Joan Watt’s husband Dave died after suffering a stroke at Silksworth Community Pool in Sunderland.

Now,his 61-year-old widow has hit out at the North East Ambulance Service (NEAS) for failing to reach him in time.

Joan, of Grindon, said: “It was a life-and-death situation and if they had got there faster it could have made a difference. Maybe his life could have been saved.”

Dave, 68, had already suffered a stroke earlier that year.

Joan said: “He had been in hospital since January after having a stroke but had been out for three weeks and had made a really good recovery.

“We had decided to go swimming and had told the lifeguards as we knew them. But he was just by the side when it happened so they had to drag him out.

“It was really horrible because they had to evacuate the whole pool and there were lots of children there.

“The staff phoned the ambulance service five times and kept saying it was an emergency but they didn’t come for 55 minutes.

“It was so traumatic for me as well as the life guards and the people that were standing around.

“The paramedic who arrived said he had only received the call nine minutes before he arrived so I want to know what happened between the first call and then.

“The experience in the pool and his death has caused so much trauma.
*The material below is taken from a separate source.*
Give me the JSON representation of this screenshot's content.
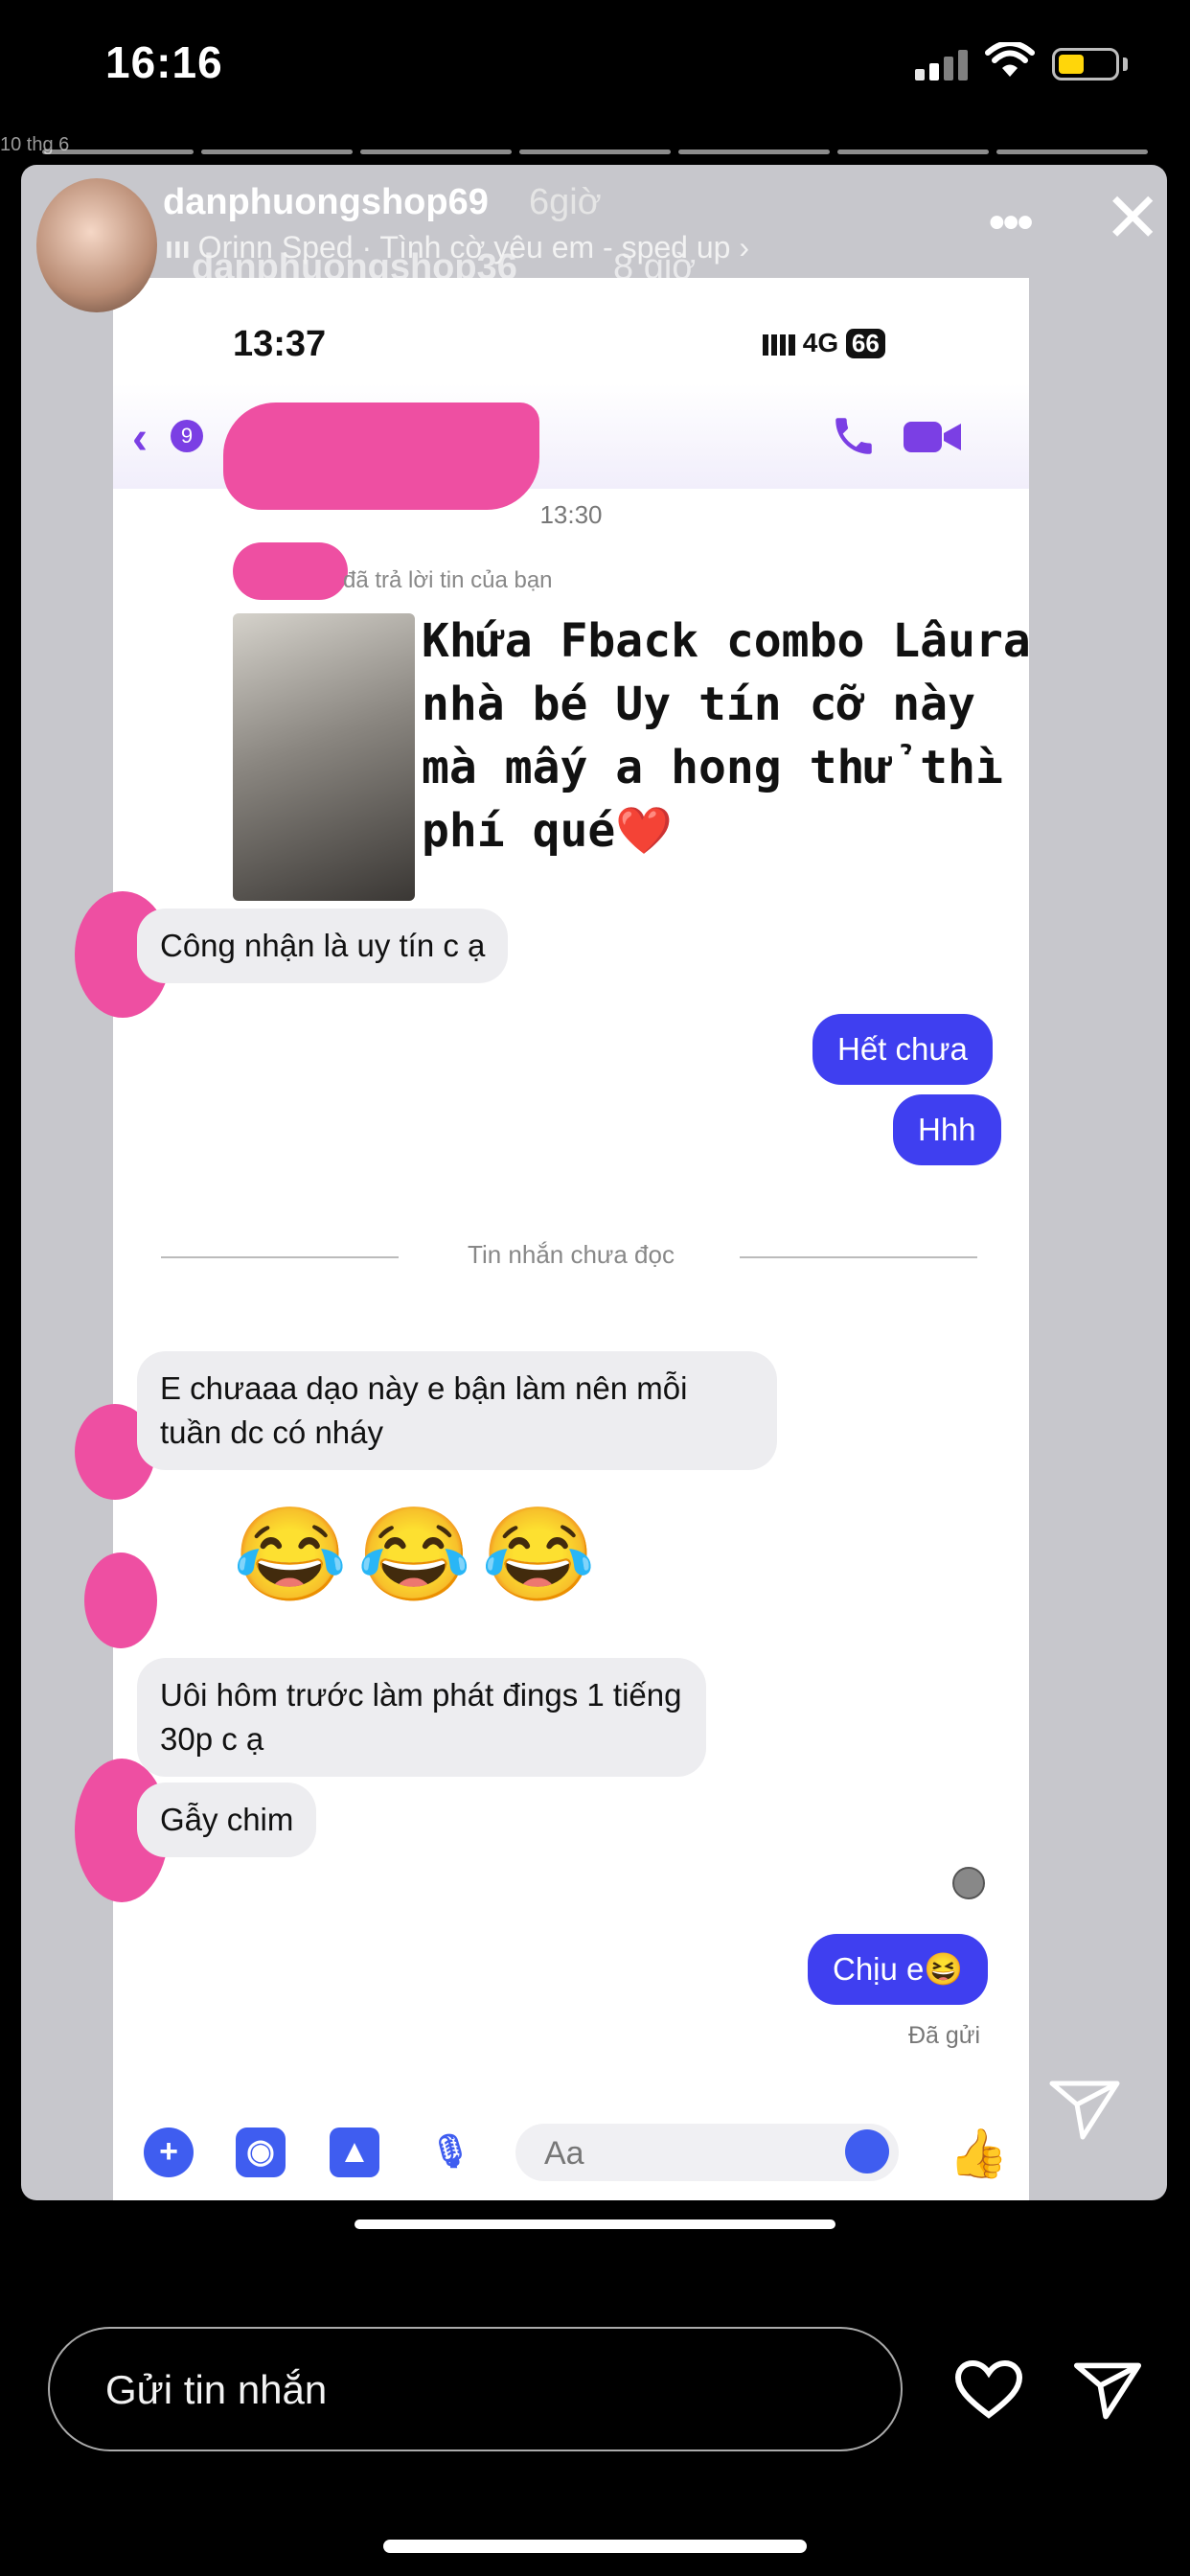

The hospital was just down the road so we would have taken him ourselves if we could have moved him.

“When you ring 999 you expect someone to come so it’s absolutely shocking and this has just added to the devastation.”

Dave died in hospital 11 days later.

A spokesman for the North East Ambulance Service offered their sincerest condolences and said their records showed it took them 46 minutes to attend.

They also said a serious crash on the A19 at the same time resulted in five ambulances being sent there.

The statement said: “Following a telephone triaging process with clinicians present, the call was classified as a Green 2.

“A Green 2 is an incident where life is not in immediate danger. Our target response time for these types of incidents is 30 minutes.

“At the time of the call from The Puma Centre, we were experiencing a particularly heavy volume of incidents which included four Red 1’s.

“One of the Red 1’s was a serious multiple RTC in Sunderland, which occupied five A & E ambulances, and also our Hazardous Area Response Team.

“Three different vehicles had been assigned to the original call from The Puma Centre during this period – but were diverted to other Red 1’s in the vicinity.

“A paramedic attended The Puma Centre at 13:33pm – 16 minutes outside our target response time. We are sorry that on this occasion we were not able to meet our Green 2 target.”